MASON CITY ñ The irony of the Mason City Public Library renovation is inescapable. Some have asked: Why spend so much ($9.2 million) to improve the physical building when much if not most of the future growth will be in electronic offerings?
By Joe Buttweiler|Second of two parts
Yesterday: Library circulation, online contacts growing fast
MASON CITY ñ The irony of the Mason City Public Library renovation is inescapable.
Some have asked: Why spend so much ($9.2 million) to improve the physical building when much if not most of the future growth will be in electronic offerings?
Library Director Mary Markwalter sees the upgrade as meeting two very real needs of the community. One was to preserve a gem of a building, while the other was to provide modern services.
By slightly more than a 60 percent margin, Mason City voters approved a $7.65 million bond issue for the renovation in 2007.
The addition of more computers and bandwidth and addition of more online resources was needed to serve an increasingly tech-savvy population, while the overall upgrade and addition of a coffee shop responds to their sense of historic preservation and desire for comfort.
“People come for a lot more than books,” Markwalter said. They come for research in print and online, for access to computers, for tax forms, lunch, meetings and other get-togethers. “More and more they come to use the Wi-Fi.”
Use of wireless access at the library has been increasing steadily, she said.
Many come to the library to use items and/or services they do not have at home, she said.
Mike Halloran, who was reading a magazine and newspapers in the Denison Room, is a good example.
He said he likes that the library is basically the same but with nicer carpeting and furniture. “I’ve noticed this room is quieter now than it used to be,” he said.
He said he likes to use the computers at the library. He doesn’t have one at home, so uses the ones there to pay bills and take exams online for his job as a nursing assistant.
Markwalter said the library has increased the number of newspapers it gets so patrons have more access.
A comprehensive brochure was developed during renovation to help patrons make better use of the physical and virtual offerings of the library.
Signage was improved inside and outside of the building. While many signs were in place previously, it wasn’t until people were using the library and asking staff questions that it was apparent where additional signs were needed to help people find what they need, Markwalter said.
The same goes for furnishings. Not all of them had arrived before the opening. Once all of it is onsite, much of it will be rearranged, she said. “We’ve seen how people use the library and where they like to spend their time,” Markwalter said.
People seem to enjoy the entire building.
“It’s just a really nice place,” said Julie Kim of Mason City, admiring the renovated surroundings while stopping in recently to check out some books.
She said the library is being used as a community center. “I see people meeting for lunches and they talk business.”

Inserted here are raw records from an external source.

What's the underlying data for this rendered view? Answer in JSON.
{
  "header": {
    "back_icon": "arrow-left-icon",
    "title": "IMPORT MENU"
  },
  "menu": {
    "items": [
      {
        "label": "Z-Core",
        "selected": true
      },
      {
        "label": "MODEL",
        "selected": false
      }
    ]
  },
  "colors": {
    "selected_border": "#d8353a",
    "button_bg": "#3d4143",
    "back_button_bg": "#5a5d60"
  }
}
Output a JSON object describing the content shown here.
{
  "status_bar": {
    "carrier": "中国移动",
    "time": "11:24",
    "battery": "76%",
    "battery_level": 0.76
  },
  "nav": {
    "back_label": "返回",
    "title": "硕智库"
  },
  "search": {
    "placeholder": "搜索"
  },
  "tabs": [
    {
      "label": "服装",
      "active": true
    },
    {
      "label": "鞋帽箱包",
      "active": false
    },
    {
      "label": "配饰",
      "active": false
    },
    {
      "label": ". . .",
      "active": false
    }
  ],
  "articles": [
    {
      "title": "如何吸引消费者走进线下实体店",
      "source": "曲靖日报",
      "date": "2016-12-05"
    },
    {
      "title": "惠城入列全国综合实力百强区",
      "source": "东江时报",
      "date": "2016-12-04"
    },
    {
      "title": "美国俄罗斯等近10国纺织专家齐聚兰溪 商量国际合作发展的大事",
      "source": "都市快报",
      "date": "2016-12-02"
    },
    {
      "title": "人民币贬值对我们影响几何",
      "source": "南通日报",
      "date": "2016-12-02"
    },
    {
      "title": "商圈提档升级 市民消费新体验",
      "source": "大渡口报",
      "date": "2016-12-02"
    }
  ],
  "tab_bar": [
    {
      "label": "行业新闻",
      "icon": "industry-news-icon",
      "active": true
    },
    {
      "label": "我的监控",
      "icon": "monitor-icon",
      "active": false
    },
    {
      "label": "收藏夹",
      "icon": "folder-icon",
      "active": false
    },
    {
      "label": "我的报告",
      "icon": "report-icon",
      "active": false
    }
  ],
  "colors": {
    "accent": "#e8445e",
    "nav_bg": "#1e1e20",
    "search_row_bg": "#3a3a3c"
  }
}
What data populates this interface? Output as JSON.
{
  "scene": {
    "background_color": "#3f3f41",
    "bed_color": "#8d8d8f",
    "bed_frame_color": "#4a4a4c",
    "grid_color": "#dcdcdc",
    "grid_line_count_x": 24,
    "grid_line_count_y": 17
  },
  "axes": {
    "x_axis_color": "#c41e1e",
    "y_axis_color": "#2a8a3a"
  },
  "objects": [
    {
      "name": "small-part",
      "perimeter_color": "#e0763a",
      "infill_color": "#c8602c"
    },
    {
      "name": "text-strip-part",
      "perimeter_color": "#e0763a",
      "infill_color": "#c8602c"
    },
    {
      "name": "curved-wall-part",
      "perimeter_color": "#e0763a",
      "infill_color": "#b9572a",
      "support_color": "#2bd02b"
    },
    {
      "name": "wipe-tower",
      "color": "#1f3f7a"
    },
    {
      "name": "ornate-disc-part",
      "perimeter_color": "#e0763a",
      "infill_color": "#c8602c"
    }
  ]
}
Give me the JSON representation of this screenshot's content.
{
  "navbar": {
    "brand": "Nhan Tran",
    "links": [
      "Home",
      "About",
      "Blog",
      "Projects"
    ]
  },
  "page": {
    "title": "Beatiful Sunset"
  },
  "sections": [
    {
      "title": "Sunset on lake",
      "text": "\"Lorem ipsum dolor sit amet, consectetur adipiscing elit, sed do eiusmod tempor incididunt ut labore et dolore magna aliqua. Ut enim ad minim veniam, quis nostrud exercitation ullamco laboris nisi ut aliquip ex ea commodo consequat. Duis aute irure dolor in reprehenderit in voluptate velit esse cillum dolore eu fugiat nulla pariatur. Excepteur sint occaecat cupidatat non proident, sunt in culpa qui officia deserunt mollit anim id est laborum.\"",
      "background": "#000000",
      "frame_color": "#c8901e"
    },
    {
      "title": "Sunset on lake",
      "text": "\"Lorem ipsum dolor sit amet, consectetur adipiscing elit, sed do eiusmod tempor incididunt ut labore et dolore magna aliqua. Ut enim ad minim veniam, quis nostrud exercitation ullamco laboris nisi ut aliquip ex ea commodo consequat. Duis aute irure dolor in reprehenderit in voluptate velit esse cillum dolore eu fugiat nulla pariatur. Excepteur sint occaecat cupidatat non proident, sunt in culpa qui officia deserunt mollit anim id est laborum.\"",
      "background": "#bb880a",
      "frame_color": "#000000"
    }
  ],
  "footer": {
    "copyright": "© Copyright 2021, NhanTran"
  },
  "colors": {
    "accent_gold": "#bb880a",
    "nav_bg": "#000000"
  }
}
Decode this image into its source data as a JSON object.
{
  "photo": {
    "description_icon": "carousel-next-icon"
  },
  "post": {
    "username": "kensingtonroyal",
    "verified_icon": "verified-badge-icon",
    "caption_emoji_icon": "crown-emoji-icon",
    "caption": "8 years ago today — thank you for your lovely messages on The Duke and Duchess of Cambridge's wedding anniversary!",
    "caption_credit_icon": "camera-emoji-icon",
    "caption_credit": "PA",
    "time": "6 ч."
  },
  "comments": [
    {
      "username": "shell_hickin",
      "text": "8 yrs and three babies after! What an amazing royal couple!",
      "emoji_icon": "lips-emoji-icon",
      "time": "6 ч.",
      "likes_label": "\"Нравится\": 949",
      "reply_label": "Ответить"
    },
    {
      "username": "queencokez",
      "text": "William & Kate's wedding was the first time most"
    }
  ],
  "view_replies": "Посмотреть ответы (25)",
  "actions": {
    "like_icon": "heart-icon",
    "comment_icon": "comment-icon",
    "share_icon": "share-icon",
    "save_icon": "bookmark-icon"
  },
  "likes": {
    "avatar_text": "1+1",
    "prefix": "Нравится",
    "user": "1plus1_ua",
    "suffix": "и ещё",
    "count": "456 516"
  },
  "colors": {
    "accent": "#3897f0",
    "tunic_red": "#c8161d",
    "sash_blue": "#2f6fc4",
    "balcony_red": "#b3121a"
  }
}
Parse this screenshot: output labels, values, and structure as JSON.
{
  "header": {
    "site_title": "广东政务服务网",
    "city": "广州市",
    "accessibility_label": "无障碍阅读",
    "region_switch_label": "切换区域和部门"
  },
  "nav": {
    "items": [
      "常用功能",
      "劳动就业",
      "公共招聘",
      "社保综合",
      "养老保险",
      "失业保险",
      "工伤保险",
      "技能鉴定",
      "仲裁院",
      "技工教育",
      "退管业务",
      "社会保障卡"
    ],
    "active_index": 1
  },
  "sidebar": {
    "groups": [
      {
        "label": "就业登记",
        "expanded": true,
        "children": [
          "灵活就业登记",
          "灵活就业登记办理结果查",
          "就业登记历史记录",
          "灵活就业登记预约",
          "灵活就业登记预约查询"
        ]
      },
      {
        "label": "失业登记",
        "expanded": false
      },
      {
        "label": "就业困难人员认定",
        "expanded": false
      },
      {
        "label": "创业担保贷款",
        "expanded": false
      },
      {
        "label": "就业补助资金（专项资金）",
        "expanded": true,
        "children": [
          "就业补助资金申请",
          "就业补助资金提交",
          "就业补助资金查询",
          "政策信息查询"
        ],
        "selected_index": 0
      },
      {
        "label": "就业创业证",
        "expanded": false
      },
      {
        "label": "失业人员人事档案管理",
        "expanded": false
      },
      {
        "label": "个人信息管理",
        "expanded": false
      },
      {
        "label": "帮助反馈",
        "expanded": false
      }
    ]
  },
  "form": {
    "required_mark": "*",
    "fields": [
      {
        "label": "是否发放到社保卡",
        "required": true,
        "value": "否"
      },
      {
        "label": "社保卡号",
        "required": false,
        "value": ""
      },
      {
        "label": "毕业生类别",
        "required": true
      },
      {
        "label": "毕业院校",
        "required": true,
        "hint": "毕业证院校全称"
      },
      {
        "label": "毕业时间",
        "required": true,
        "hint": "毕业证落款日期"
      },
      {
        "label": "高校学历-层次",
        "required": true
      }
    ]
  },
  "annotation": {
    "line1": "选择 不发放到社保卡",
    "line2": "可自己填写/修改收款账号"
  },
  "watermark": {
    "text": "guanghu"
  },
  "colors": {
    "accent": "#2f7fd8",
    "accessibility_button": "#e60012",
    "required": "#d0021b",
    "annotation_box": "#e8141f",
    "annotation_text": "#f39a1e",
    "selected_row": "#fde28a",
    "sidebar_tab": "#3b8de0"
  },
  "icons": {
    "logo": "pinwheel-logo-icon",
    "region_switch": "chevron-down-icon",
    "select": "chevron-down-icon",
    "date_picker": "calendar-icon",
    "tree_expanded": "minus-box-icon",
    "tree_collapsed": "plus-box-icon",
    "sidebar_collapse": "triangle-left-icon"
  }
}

She said she can’t wait until the weather’s nice to go outside and enjoy the natural area behind the library, testimony again to the library’s draw as a great place to spend time.
“It’s not just walk in and get your stuff and leave,” Markwalter said. “People are spending more time here.”
It’s like a knowledge park, she said.